It’s been almost a year since the EU’s General Data Protection Regulation (GDPR) went into effect. The goal of the regulation? To help EU citizens control their personal data and how it’s collected, shared and used. But the sweeping nature of the GDPR means that it’s not just EU-based websites and technologies that fall under its remit, but any that might potentially be accessed by an EU citizen.
The GDPR’s roll-out represented a major change for tech companies, data brokers and marketers, who had previously had free rein over the data that they collect. They’d never before had to disclose what data they were storing, what they were using it for, or why they wanted it.
But as any modern-day marketer knows, data is crucial for doing business. Sufficient user data gives us the insights we need to target our campaigns, optimize our sales funnels and respond both reactively and proactively to customer needs. There’s a reason that modern-day marketing is built on the intersection of data and AI.
Under the GDPR, significant updates have been made around marketing-oriented tools such as website cookies and newsletter sign-ups/opt-outs, which collect customer data for marketing purposes. Under the GDPR, clarity around exactly what opting-in means is a must, and so is expressly asking a user’s permission. Gone are the days where filling in a form meant tacit permission to sign up for a newsletter, and sales tactics are changing accordingly.

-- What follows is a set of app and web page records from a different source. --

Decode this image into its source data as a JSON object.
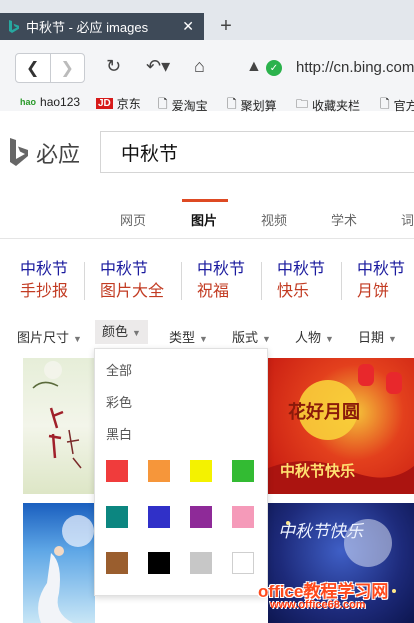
{
  "browser": {
    "tab_title": "中秋节 - 必应 images",
    "new_tab": "+",
    "tab_close": "✕",
    "url": "http://cn.bing.com",
    "icons": [
      "back-icon",
      "forward-icon",
      "refresh-icon",
      "undo-icon",
      "home-icon",
      "triangle-icon",
      "shield-icon"
    ]
  },
  "bookmarks": [
    "hao123",
    "京东",
    "爱淘宝",
    "聚划算",
    "收藏夹栏",
    "官方"
  ],
  "bing": {
    "logo_text": "必应",
    "query": "中秋节"
  },
  "categories": [
    "网页",
    "图片",
    "视频",
    "学术",
    "词"
  ],
  "related": [
    {
      "l1": "中秋节",
      "l2": "手抄报"
    },
    {
      "l1": "中秋节",
      "l2": "图片大全"
    },
    {
      "l1": "中秋节",
      "l2": "祝福"
    },
    {
      "l1": "中秋节",
      "l2": "快乐"
    },
    {
      "l1": "中秋节",
      "l2": "月饼"
    }
  ],
  "filters": [
    "图片尺寸",
    "颜色",
    "类型",
    "版式",
    "人物",
    "日期"
  ],
  "color_menu": {
    "options": [
      "全部",
      "彩色",
      "黑白"
    ],
    "swatches": [
      "#f03c3c",
      "#f6963a",
      "#f4f200",
      "#33bb33",
      "#0c8680",
      "#3030c8",
      "#8e2a98",
      "#f59ab9",
      "#9a5e2e",
      "#000000",
      "#c7c7c7",
      "#ffffff"
    ]
  },
  "images": {
    "tile2_text1": "花好月圆",
    "tile2_text2": "中秋节快乐",
    "tile4_text": "中秋节快乐"
  },
  "watermark": {
    "line1": "office教程学习网",
    "line2": "www.office68.com"
  }
}
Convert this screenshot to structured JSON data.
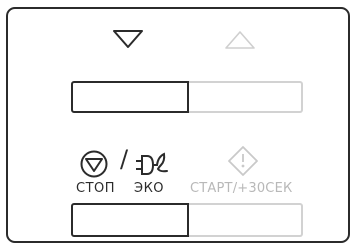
{
  "panel": {
    "arrows": {
      "down_icon": "triangle-down-icon",
      "up_icon": "triangle-up-icon"
    },
    "buttons": {
      "stop_label": "СТОП",
      "eco_label": "ЭКО",
      "start_label": "СТАРТ/+30СЕК",
      "separator": "/"
    },
    "icons": {
      "stop": "stop-icon",
      "eco": "eco-plug-icon",
      "start": "start-diamond-icon"
    },
    "colors": {
      "active": "#2b2b2b",
      "inactive": "#c9c9c9",
      "inactive_text": "#b8b8b8"
    }
  }
}
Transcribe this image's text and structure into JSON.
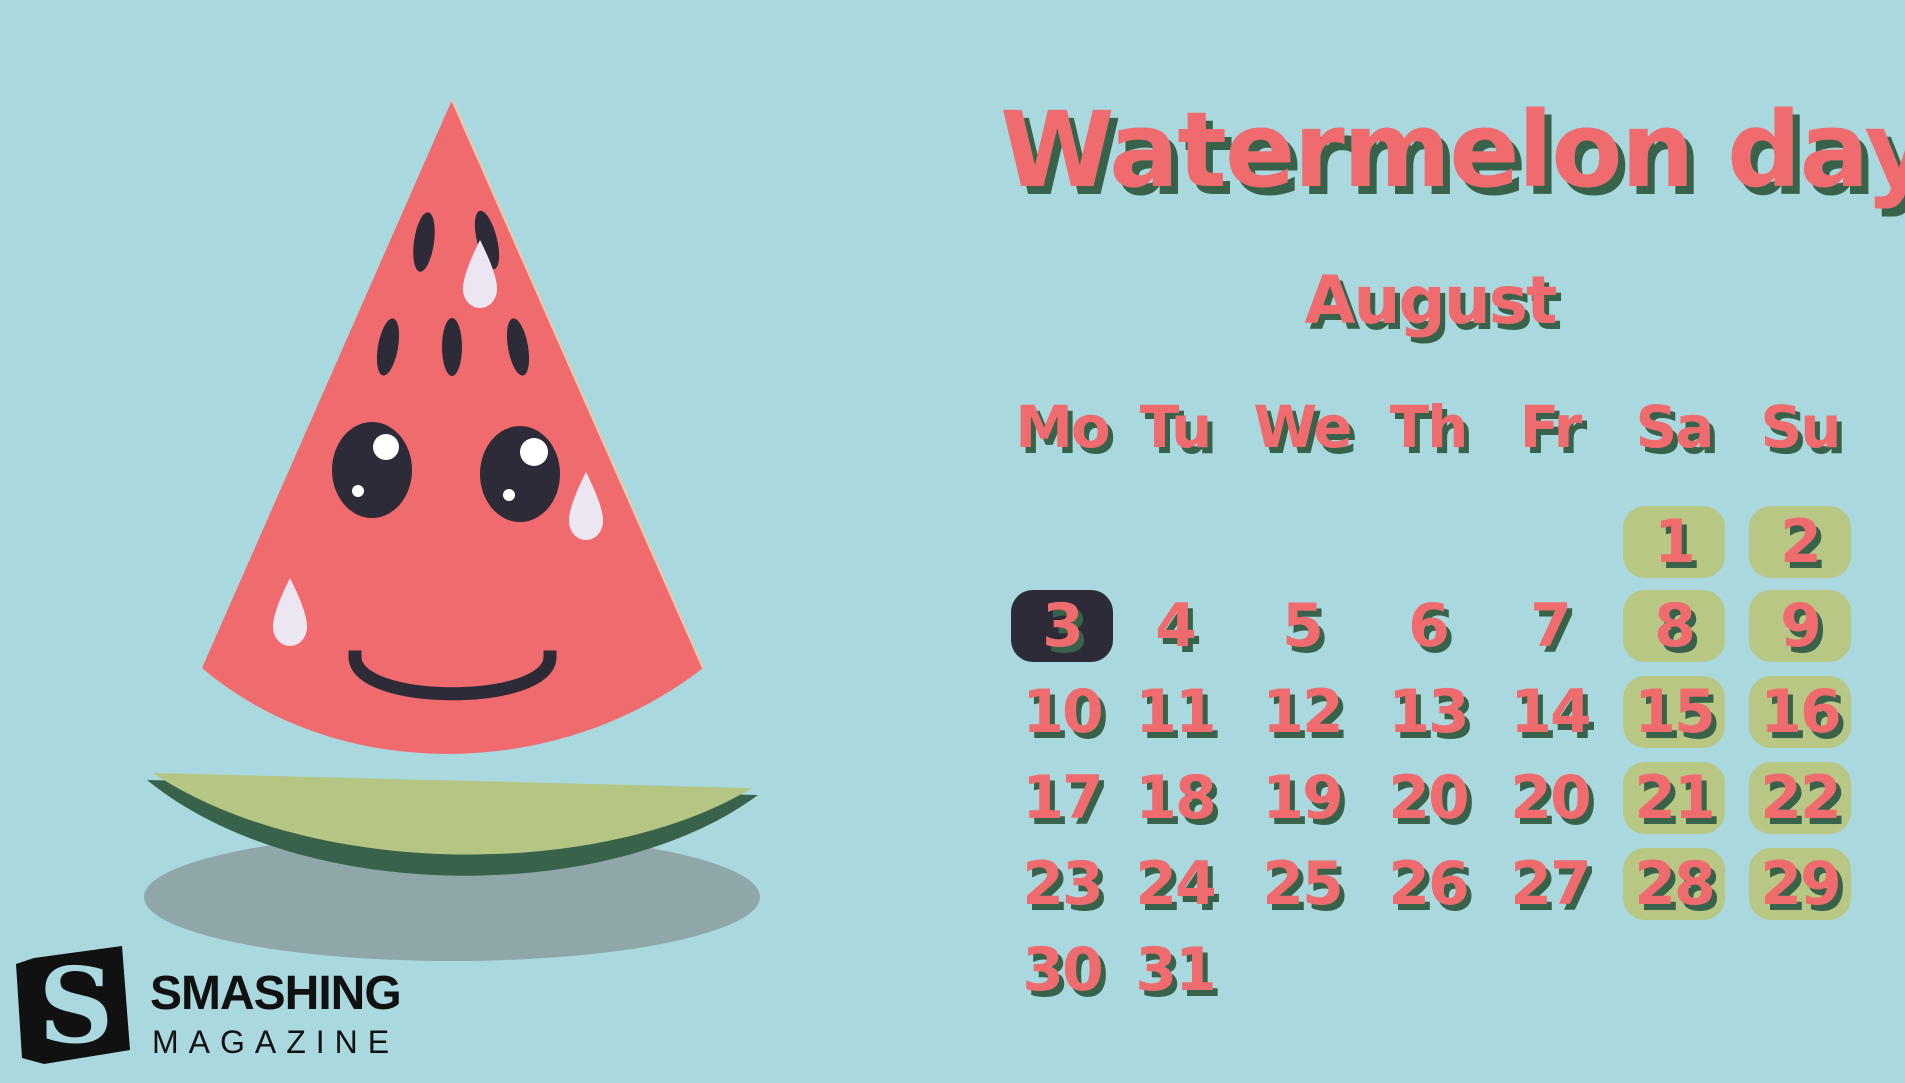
{
  "title": "Watermelon day",
  "month": "August",
  "weekdays": [
    "Mo",
    "Tu",
    "We",
    "Th",
    "Fr",
    "Sa",
    "Su"
  ],
  "weeks": [
    [
      "",
      "",
      "",
      "",
      "",
      "1",
      "2"
    ],
    [
      "3",
      "4",
      "5",
      "6",
      "7",
      "8",
      "9"
    ],
    [
      "10",
      "11",
      "12",
      "13",
      "14",
      "15",
      "16"
    ],
    [
      "17",
      "18",
      "19",
      "20",
      "20",
      "21",
      "22"
    ],
    [
      "23",
      "24",
      "25",
      "26",
      "27",
      "28",
      "29"
    ],
    [
      "30",
      "31",
      "",
      "",
      "",
      "",
      ""
    ]
  ],
  "highlighted_day": "3",
  "logo": {
    "name": "SMASHING",
    "sub": "MAGAZINE",
    "icon": "smashing-s-logo-icon"
  },
  "colors": {
    "background": "#a9d9df",
    "flesh": "#ef6b6e",
    "rind_light": "#b5c584",
    "rind_dark": "#38634a",
    "text_shadow": "#38634a",
    "weekend_badge": "#b8c784",
    "today_badge": "#2e2b38"
  }
}
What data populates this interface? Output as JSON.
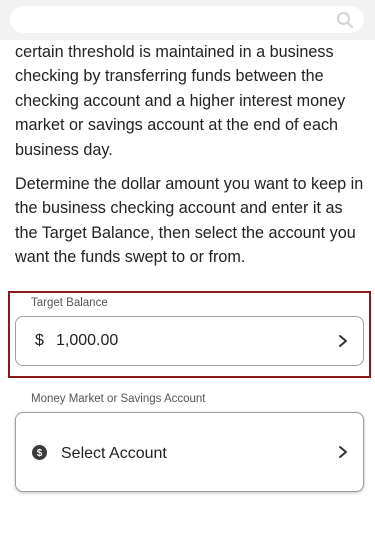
{
  "search": {
    "icon": "search-icon"
  },
  "intro": {
    "paragraph1": "certain threshold is maintained in a business checking by transferring funds between the checking account and a higher interest money market or savings account at the end of each business day.",
    "paragraph2": "Determine the dollar amount you want to keep in the business checking account and enter it as the Target Balance, then select the account you want the funds swept to or from."
  },
  "target_balance": {
    "label": "Target Balance",
    "currency_symbol": "$",
    "value": "1,000.00"
  },
  "account": {
    "label": "Money Market or Savings Account",
    "placeholder": "Select Account",
    "icon": "dollar-circle-icon"
  },
  "colors": {
    "highlight_border": "#8b1a1a",
    "field_border": "#9e9e9e",
    "text": "#222222",
    "background": "#f2f2f2"
  }
}
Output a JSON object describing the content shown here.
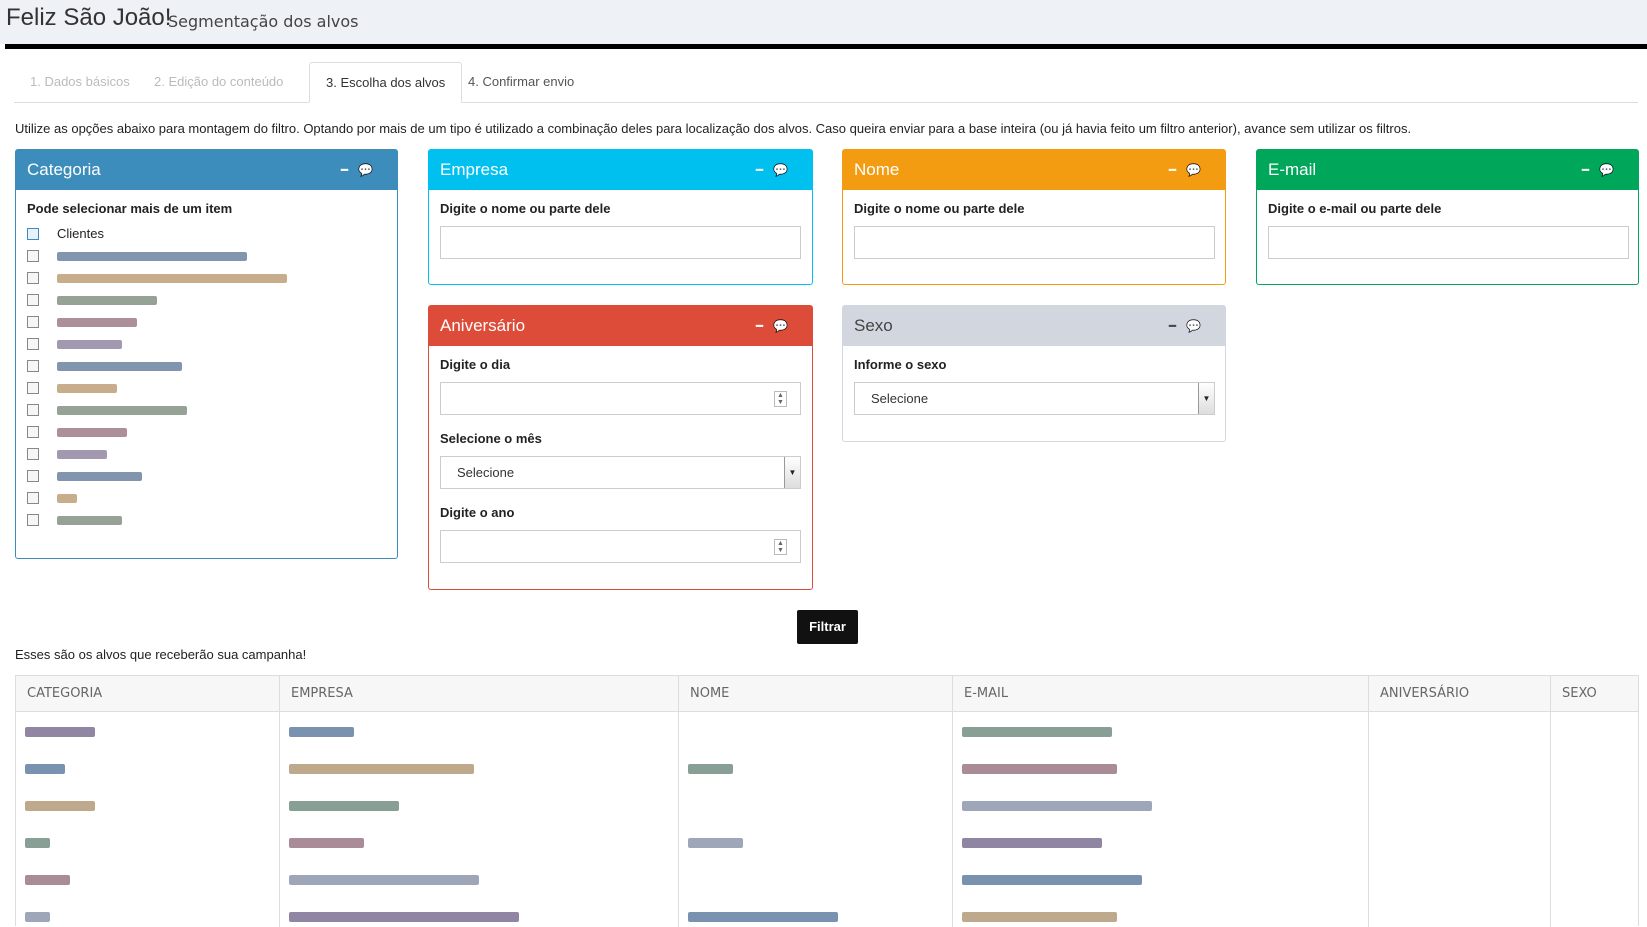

But staying compliant involves more than a customer’s consent to share their data. Companies have had to rework their systems to ensure that it’s clear where data is stored, which data reflects sensitive or personally identifiable information, and who has access to it. Other mandatories include explaining how exactly an AI will use an individual’s data, and why – and the right to opt out of AI-driven decision making in favor of human adjudication (for “significant” outcomes, like a loan).
In the meantime, every company has the potential to differentiate by being really good at marketing in an environment with restricted data. That is a real business opportunity.
Source: Redmore, S. (2019, May 13). Privacy, a Year Later: How the GDPR Has Affected AI-Powered Marketing. Marketing Land.
Editor’s Note: The author points out that while GDPR may seem like a burden, as companies rebuild trust with consumers, it will become a sustainable approach fostering both innovation and accountability.